Not long ago my four sheep were tested for prophylaxie ovine (brucellosis). It’s nasty and infectious, and generally a Bad Thing. The testing is compulsory and has to be carried out every five years, the actual years depending on your département. For Creuse, it was this year. So we made an appointment for our vet to come round and take blood samples.

Then the fun started. We obviously needed to round up the sheep and they also had to have a patch on their necks sheared to make life easier for the vet. The blood is drawn from the jugular vein.

Now, Lambo was never going to be a problem. He’s our hand-reared lamb, now a fully-grown ram, and is as friendly and dopey as he ever was. We easily lured him into the stable with some grains.

We thought his faithful harem of one Suffolk ewe and the two Charollais ewes would happily follow.
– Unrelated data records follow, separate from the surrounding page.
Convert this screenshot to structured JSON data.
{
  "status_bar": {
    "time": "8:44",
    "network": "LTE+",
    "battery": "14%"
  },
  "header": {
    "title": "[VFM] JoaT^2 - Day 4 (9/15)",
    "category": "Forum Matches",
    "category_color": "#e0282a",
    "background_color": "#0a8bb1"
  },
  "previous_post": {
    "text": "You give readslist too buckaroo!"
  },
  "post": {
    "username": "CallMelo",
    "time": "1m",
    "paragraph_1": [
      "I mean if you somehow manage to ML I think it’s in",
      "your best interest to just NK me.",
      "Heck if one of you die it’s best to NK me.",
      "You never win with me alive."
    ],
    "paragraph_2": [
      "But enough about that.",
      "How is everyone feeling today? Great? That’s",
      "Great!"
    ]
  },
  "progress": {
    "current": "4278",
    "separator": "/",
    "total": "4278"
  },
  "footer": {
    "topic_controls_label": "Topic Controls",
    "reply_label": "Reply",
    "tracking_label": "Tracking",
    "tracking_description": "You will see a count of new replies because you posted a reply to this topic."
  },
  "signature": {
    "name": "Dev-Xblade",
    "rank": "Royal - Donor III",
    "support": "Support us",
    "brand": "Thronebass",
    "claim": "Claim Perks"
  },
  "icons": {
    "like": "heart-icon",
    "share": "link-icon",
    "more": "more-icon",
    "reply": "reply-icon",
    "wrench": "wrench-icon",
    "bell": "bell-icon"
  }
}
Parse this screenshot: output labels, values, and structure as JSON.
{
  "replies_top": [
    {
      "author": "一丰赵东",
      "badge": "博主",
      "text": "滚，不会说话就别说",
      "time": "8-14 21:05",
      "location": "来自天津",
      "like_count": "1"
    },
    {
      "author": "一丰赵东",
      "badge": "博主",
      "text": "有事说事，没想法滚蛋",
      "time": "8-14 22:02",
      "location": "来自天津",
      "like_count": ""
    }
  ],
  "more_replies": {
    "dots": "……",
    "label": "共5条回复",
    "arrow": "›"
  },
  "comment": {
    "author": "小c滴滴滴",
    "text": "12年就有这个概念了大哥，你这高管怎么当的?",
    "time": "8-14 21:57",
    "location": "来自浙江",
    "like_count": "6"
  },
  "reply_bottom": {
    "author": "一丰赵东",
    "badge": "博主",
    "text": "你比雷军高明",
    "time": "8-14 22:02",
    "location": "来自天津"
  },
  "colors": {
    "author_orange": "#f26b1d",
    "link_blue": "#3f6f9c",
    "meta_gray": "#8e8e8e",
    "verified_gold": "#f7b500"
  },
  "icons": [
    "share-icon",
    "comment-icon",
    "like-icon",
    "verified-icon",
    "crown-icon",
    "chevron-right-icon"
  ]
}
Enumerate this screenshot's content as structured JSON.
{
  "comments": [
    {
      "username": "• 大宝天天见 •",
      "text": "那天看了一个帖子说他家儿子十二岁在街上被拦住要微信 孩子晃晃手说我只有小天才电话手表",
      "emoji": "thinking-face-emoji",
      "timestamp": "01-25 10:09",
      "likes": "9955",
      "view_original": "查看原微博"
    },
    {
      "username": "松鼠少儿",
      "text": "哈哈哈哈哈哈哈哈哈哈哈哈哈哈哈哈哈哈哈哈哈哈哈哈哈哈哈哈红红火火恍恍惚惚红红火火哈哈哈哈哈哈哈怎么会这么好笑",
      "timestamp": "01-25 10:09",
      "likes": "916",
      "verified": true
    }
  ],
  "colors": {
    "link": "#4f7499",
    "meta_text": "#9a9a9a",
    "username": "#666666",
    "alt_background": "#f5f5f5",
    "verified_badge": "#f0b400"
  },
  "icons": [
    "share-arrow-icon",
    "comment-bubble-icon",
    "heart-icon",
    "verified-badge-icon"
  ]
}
Yeah right. They shot off speedily in three different directions. We all ran around for a while and then, realising this was getting us nowhere, actually thought about what to do. The girls were clustered around Oscar, their adored guard llama. Duh. We smacked our heads in realisation. We should have got Oscar into the stable rather than Lambo. So, we called Oscar over with grains, grabbed his halter and paraded him towards the stable. The three girls meekly trotted behind and we had them contained. Oscar was reluctant to leave but we shoved him back into the field to get him out of the way.

OK, first part of the mission completed. Now for part two – shearing. Needless to say, Lambo was no problem at all. The only problem we had was deciding how much wool we should shave off. Since this was our first experience of these blood tests we weren’t sure what the form was. We opted for a generous amount of dewooling. Lambo enjoyed the attention, a bit too much actually, since he kept poking his head in when we were dealing with the girls. They weren’t so simple. First we had to catch each one, and we hadn’t had any of them long so they were still on the wild side. This took a lot of energy. Then we had to wrestle the ewe to the ground and hold her still enough and for long enough so that Chris could do his thing with the heavy sheap-shearer without slicing into a vital blood vessel. Fortunately, once you have a sheep on its back, it generally goes immobile. Benj held front legs, I held back legs, Caiti supported the head and Chris shaved. The first ewe, a Charollais, was done. She flew off when we’d finished so we tackled the next one, the other Charollais. We got her into a corner and then flipped her over (easier said than done), Chris got the razor – but this wasn’t the other Charollais, it was the ewe we’d just done! This time we targetted our next sheep more carefully and after more exertions which luckily no one videoed, we had the shearing mission over.

The Charollais are the white faced sheep

We went off for coffee and buns to fortify us for when we had to overpower the three feisty girls again and waited for the vet. Lambo, of course, bounded over to see this new friend and had his blood taken before he even realised. Then the tussling began. During the battle the vet and I clunked our heads together and Chris ended up flat out on the straw and a sheep, pinning her down and losing his glasses in the process! But the deed was swiftly done and we felt we’d performed in, well, maybe not a professional fashion, but at least fairly competently.

The results came back yesterday, all negative, which is good news. And it wasn’t too dear. It was €25 for the vet’s time and expertise and another €11.43 for the analyses. However, maybe we’ll have a sheep-free year in 2017. Benj and Caits most probably won’t be living here anymore and Chris and I will be five years feebler! Mind you, Rors will be up for a more active role. He was guarding the gate to make sure no one escaped. It was a real team effort, effort being the key word!